* [MATERIAL SUPPLIED]
+++++

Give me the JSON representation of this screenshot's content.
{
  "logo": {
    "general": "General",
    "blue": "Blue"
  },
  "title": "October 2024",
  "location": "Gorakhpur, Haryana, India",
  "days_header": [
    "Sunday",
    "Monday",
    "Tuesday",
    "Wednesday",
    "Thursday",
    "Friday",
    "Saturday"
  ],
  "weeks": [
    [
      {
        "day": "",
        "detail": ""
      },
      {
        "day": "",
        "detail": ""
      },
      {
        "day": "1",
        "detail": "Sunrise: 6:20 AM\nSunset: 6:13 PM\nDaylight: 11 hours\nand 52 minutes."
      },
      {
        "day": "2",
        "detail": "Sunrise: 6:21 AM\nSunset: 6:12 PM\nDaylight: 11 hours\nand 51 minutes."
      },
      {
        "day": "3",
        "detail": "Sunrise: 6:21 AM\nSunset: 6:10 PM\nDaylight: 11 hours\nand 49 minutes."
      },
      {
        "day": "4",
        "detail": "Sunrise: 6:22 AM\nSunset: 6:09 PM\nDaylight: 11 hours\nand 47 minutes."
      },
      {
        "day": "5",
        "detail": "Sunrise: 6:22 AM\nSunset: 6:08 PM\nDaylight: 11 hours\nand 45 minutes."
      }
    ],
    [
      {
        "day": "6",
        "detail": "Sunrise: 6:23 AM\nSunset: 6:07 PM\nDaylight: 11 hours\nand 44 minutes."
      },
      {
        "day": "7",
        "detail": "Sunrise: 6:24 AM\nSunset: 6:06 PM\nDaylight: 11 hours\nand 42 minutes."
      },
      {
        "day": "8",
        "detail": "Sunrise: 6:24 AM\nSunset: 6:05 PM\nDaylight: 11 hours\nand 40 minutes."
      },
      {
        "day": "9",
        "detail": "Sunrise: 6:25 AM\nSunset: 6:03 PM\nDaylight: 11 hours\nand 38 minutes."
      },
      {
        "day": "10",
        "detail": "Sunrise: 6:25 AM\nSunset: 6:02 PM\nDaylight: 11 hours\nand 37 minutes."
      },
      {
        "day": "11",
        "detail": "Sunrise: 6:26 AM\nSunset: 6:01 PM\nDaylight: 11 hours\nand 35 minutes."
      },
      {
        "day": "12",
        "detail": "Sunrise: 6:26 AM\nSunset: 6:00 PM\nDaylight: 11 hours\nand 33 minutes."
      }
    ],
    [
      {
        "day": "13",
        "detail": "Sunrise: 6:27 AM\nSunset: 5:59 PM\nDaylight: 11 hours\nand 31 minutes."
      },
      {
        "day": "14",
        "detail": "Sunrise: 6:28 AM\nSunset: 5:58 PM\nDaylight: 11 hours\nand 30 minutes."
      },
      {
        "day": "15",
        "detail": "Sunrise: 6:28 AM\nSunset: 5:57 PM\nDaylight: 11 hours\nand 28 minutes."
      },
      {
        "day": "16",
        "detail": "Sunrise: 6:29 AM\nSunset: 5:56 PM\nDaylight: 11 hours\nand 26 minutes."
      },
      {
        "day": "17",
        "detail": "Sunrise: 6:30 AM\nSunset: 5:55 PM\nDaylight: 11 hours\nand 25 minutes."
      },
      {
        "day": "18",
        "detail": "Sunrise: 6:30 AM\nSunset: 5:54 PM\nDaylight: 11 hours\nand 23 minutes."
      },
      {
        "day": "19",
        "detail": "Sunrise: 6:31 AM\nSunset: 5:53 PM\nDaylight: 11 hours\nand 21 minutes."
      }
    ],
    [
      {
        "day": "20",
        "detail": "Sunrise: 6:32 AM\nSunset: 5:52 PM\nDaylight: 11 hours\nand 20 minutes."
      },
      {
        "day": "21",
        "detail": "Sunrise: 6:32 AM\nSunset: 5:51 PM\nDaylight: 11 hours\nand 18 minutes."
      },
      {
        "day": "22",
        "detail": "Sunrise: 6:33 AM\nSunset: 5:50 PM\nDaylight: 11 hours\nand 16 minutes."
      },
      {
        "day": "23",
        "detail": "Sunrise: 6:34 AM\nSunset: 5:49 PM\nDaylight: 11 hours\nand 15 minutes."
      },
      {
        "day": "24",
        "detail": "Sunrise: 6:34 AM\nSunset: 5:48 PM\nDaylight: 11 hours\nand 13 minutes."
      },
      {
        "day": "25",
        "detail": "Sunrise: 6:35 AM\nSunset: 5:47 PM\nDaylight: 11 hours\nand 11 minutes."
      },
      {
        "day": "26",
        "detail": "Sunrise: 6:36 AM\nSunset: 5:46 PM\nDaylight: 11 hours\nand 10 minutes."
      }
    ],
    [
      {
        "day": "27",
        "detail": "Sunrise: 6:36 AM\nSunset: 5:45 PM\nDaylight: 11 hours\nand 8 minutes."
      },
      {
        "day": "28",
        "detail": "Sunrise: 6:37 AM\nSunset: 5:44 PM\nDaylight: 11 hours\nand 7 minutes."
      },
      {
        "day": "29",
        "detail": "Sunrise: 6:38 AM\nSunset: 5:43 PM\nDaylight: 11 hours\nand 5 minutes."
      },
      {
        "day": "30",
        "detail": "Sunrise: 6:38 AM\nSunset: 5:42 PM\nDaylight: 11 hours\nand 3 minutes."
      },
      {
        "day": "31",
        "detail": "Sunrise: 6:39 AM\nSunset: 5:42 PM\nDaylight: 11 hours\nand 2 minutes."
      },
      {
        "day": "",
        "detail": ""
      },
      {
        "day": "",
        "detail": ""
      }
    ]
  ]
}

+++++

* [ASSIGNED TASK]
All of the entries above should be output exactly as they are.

* [ANSWER FOR THE TASK]
Give me the JSON representation of this screenshot's content.
{
  "logo": {
    "general": "General",
    "blue": "Blue"
  },
  "title": "October 2024",
  "location": "Gorakhpur, Haryana, India",
  "days_header": [
    "Sunday",
    "Monday",
    "Tuesday",
    "Wednesday",
    "Thursday",
    "Friday",
    "Saturday"
  ],
  "weeks": [
    [
      {
        "day": "",
        "detail": ""
      },
      {
        "day": "",
        "detail": ""
      },
      {
        "day": "1",
        "detail": "Sunrise: 6:20 AM\nSunset: 6:13 PM\nDaylight: 11 hours\nand 52 minutes."
      },
      {
        "day": "2",
        "detail": "Sunrise: 6:21 AM\nSunset: 6:12 PM\nDaylight: 11 hours\nand 51 minutes."
      },
      {
        "day": "3",
        "detail": "Sunrise: 6:21 AM\nSunset: 6:10 PM\nDaylight: 11 hours\nand 49 minutes."
      },
      {
        "day": "4",
        "detail": "Sunrise: 6:22 AM\nSunset: 6:09 PM\nDaylight: 11 hours\nand 47 minutes."
      },
      {
        "day": "5",
        "detail": "Sunrise: 6:22 AM\nSunset: 6:08 PM\nDaylight: 11 hours\nand 45 minutes."
      }
    ],
    [
      {
        "day": "6",
        "detail": "Sunrise: 6:23 AM\nSunset: 6:07 PM\nDaylight: 11 hours\nand 44 minutes."
      },
      {
        "day": "7",
        "detail": "Sunrise: 6:24 AM\nSunset: 6:06 PM\nDaylight: 11 hours\nand 42 minutes."
      },
      {
        "day": "8",
        "detail": "Sunrise: 6:24 AM\nSunset: 6:05 PM\nDaylight: 11 hours\nand 40 minutes."
      },
      {
        "day": "9",
        "detail": "Sunrise: 6:25 AM\nSunset: 6:03 PM\nDaylight: 11 hours\nand 38 minutes."
      },
      {
        "day": "10",
        "detail": "Sunrise: 6:25 AM\nSunset: 6:02 PM\nDaylight: 11 hours\nand 37 minutes."
      },
      {
        "day": "11",
        "detail": "Sunrise: 6:26 AM\nSunset: 6:01 PM\nDaylight: 11 hours\nand 35 minutes."
      },
      {
        "day": "12",
        "detail": "Sunrise: 6:26 AM\nSunset: 6:00 PM\nDaylight: 11 hours\nand 33 minutes."
      }
    ],
    [
      {
        "day": "13",
        "detail": "Sunrise: 6:27 AM\nSunset: 5:59 PM\nDaylight: 11 hours\nand 31 minutes."
      },
      {
        "day": "14",
        "detail": "Sunrise: 6:28 AM\nSunset: 5:58 PM\nDaylight: 11 hours\nand 30 minutes."
      },
      {
        "day": "15",
        "detail": "Sunrise: 6:28 AM\nSunset: 5:57 PM\nDaylight: 11 hours\nand 28 minutes."
      },
      {
        "day": "16",
        "detail": "Sunrise: 6:29 AM\nSunset: 5:56 PM\nDaylight: 11 hours\nand 26 minutes."
      },
      {
        "day": "17",
        "detail": "Sunrise: 6:30 AM\nSunset: 5:55 PM\nDaylight: 11 hours\nand 25 minutes."
      },
      {
        "day": "18",
        "detail": "Sunrise: 6:30 AM\nSunset: 5:54 PM\nDaylight: 11 hours\nand 23 minutes."
      },
      {
        "day": "19",
        "detail": "Sunrise: 6:31 AM\nSunset: 5:53 PM\nDaylight: 11 hours\nand 21 minutes."
      }
    ],
    [
      {
        "day": "20",
        "detail": "Sunrise: 6:32 AM\nSunset: 5:52 PM\nDaylight: 11 hours\nand 20 minutes."
      },
      {
        "day": "21",
        "detail": "Sunrise: 6:32 AM\nSunset: 5:51 PM\nDaylight: 11 hours\nand 18 minutes."
      },
      {
        "day": "22",
        "detail": "Sunrise: 6:33 AM\nSunset: 5:50 PM\nDaylight: 11 hours\nand 16 minutes."
      },
      {
        "day": "23",
        "detail": "Sunrise: 6:34 AM\nSunset: 5:49 PM\nDaylight: 11 hours\nand 15 minutes."
      },
      {
        "day": "24",
        "detail": "Sunrise: 6:34 AM\nSunset: 5:48 PM\nDaylight: 11 hours\nand 13 minutes."
      },
      {
        "day": "25",
        "detail": "Sunrise: 6:35 AM\nSunset: 5:47 PM\nDaylight: 11 hours\nand 11 minutes."
      },
      {
        "day": "26",
        "detail": "Sunrise: 6:36 AM\nSunset: 5:46 PM\nDaylight: 11 hours\nand 10 minutes."
      }
    ],
    [
      {
        "day": "27",
        "detail": "Sunrise: 6:36 AM\nSunset: 5:45 PM\nDaylight: 11 hours\nand 8 minutes."
      },
      {
        "day": "28",
        "detail": "Sunrise: 6:37 AM\nSunset: 5:44 PM\nDaylight: 11 hours\nand 7 minutes."
      },
      {
        "day": "29",
        "detail": "Sunrise: 6:38 AM\nSunset: 5:43 PM\nDaylight: 11 hours\nand 5 minutes."
      },
      {
        "day": "30",
        "detail": "Sunrise: 6:38 AM\nSunset: 5:42 PM\nDaylight: 11 hours\nand 3 minutes."
      },
      {
        "day": "31",
        "detail": "Sunrise: 6:39 AM\nSunset: 5:42 PM\nDaylight: 11 hours\nand 2 minutes."
      },
      {
        "day": "",
        "detail": ""
      },
      {
        "day": "",
        "detail": ""
      }
    ]
  ]
}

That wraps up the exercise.